▶ _Exercise requirements_: Each line with the string "glyph" is to be copied from the records below.

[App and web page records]
[Start of Attachment]

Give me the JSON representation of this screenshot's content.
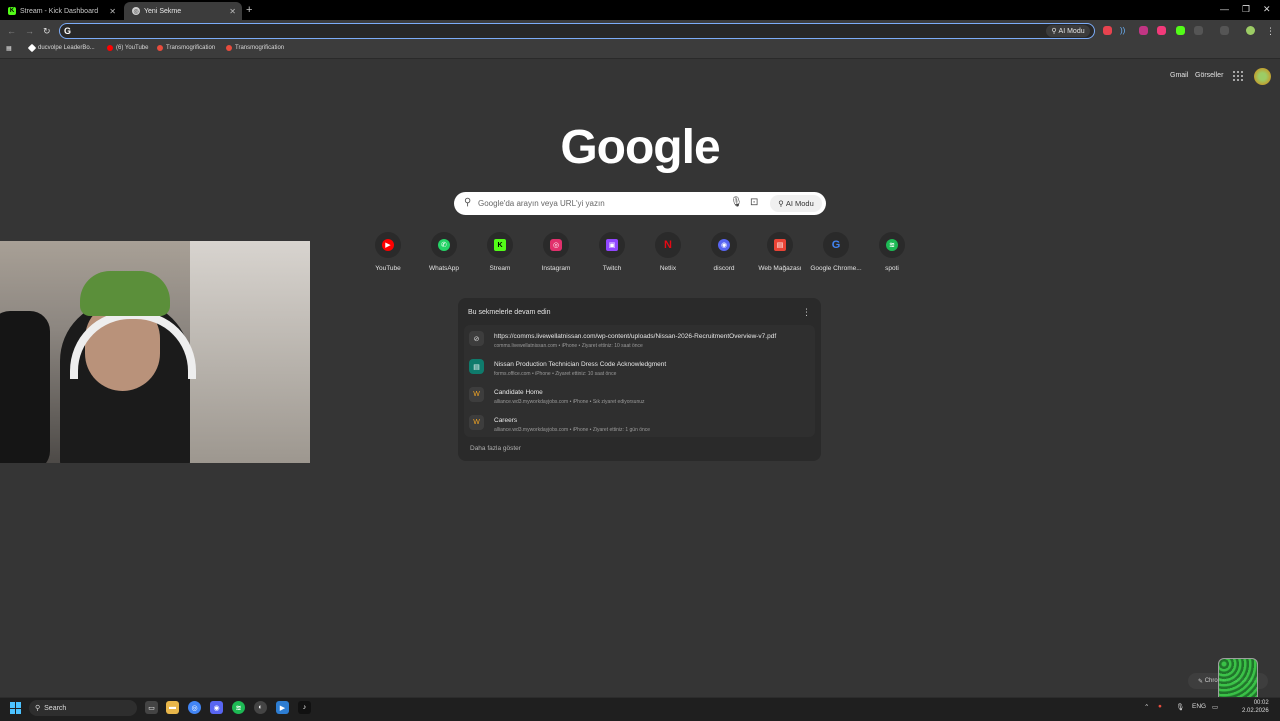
{
  "tabs": [
    {
      "title": "Stream - Kick Dashboard",
      "icon": "kick-icon",
      "color": "#53fc18"
    },
    {
      "title": "Yeni Sekme",
      "icon": "chrome-icon",
      "color": "#cfcfcf"
    }
  ],
  "toolbar": {
    "omnibox_value": "",
    "ai_mode_label": "AI Modu"
  },
  "bookmarks": [
    {
      "label": "ducvolpe LeaderBo...",
      "color": "#ffffff"
    },
    {
      "label": "(6) YouTube",
      "color": "#ff0000"
    },
    {
      "label": "Transmogrification",
      "color": "#e84c3d"
    },
    {
      "label": "Transmogrification",
      "color": "#e84c3d"
    }
  ],
  "header": {
    "gmail": "Gmail",
    "images": "Görseller"
  },
  "logo": "Google",
  "search": {
    "placeholder": "Google'da arayın veya URL'yi yazın",
    "ai_mode": "AI Modu"
  },
  "shortcuts": [
    {
      "label": "YouTube",
      "icon": "youtube-icon",
      "color": "#ff0000",
      "glyph": "▶"
    },
    {
      "label": "WhatsApp",
      "icon": "whatsapp-icon",
      "color": "#25d366",
      "glyph": "✆"
    },
    {
      "label": "Stream",
      "icon": "kick-icon",
      "color": "#53fc18",
      "glyph": "K"
    },
    {
      "label": "Instagram",
      "icon": "instagram-icon",
      "color": "#e1306c",
      "glyph": "◎"
    },
    {
      "label": "Twitch",
      "icon": "twitch-icon",
      "color": "#9146ff",
      "glyph": "▣"
    },
    {
      "label": "Netlix",
      "icon": "netflix-icon",
      "color": "#e50914",
      "glyph": "N"
    },
    {
      "label": "discord",
      "icon": "discord-icon",
      "color": "#5865f2",
      "glyph": "◉"
    },
    {
      "label": "Web Mağazası",
      "icon": "web-store-icon",
      "color": "#ea4335",
      "glyph": "▤"
    },
    {
      "label": "Google Chrome...",
      "icon": "google-icon",
      "color": "#4285f4",
      "glyph": "G"
    },
    {
      "label": "spoti",
      "icon": "spotify-icon",
      "color": "#1db954",
      "glyph": "≋"
    }
  ],
  "continue_card": {
    "title": "Bu sekmelerle devam edin",
    "show_more": "Daha fazla göster",
    "items": [
      {
        "title": "https://comms.livewellatnissan.com/wp-content/uploads/Nissan-2026-RecruitmentOverview-v7.pdf",
        "subtitle": "comms.livewellatnissan.com • iPhone • Ziyaret ettiniz: 10 saat önce",
        "icon": "globe-icon"
      },
      {
        "title": "Nissan Production Technician Dress Code Acknowledgment",
        "subtitle": "forms.office.com • iPhone • Ziyaret ettiniz: 10 saat önce",
        "icon": "forms-icon"
      },
      {
        "title": "Candidate Home",
        "subtitle": "alliance.wd3.myworkdayjobs.com • iPhone • Sık ziyaret ediyorsunuz",
        "icon": "workday-icon"
      },
      {
        "title": "Careers",
        "subtitle": "alliance.wd3.myworkdayjobs.com • iPhone • Ziyaret ettiniz: 1 gün önce",
        "icon": "workday-icon"
      }
    ]
  },
  "customize_label": "Chrome'u özelleştir",
  "taskbar": {
    "search_label": "Search",
    "lang": "ENG",
    "time": "00:02",
    "date": "2.02.2026"
  }
}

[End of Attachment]

▶ _Exercise result_:
      "glyph": "▶"
      "glyph": "✆"
      "glyph": "K"
      "glyph": "◎"
      "glyph": "▣"
      "glyph": "N"
      "glyph": "◉"
      "glyph": "▤"
      "glyph": "G"
      "glyph": "≋"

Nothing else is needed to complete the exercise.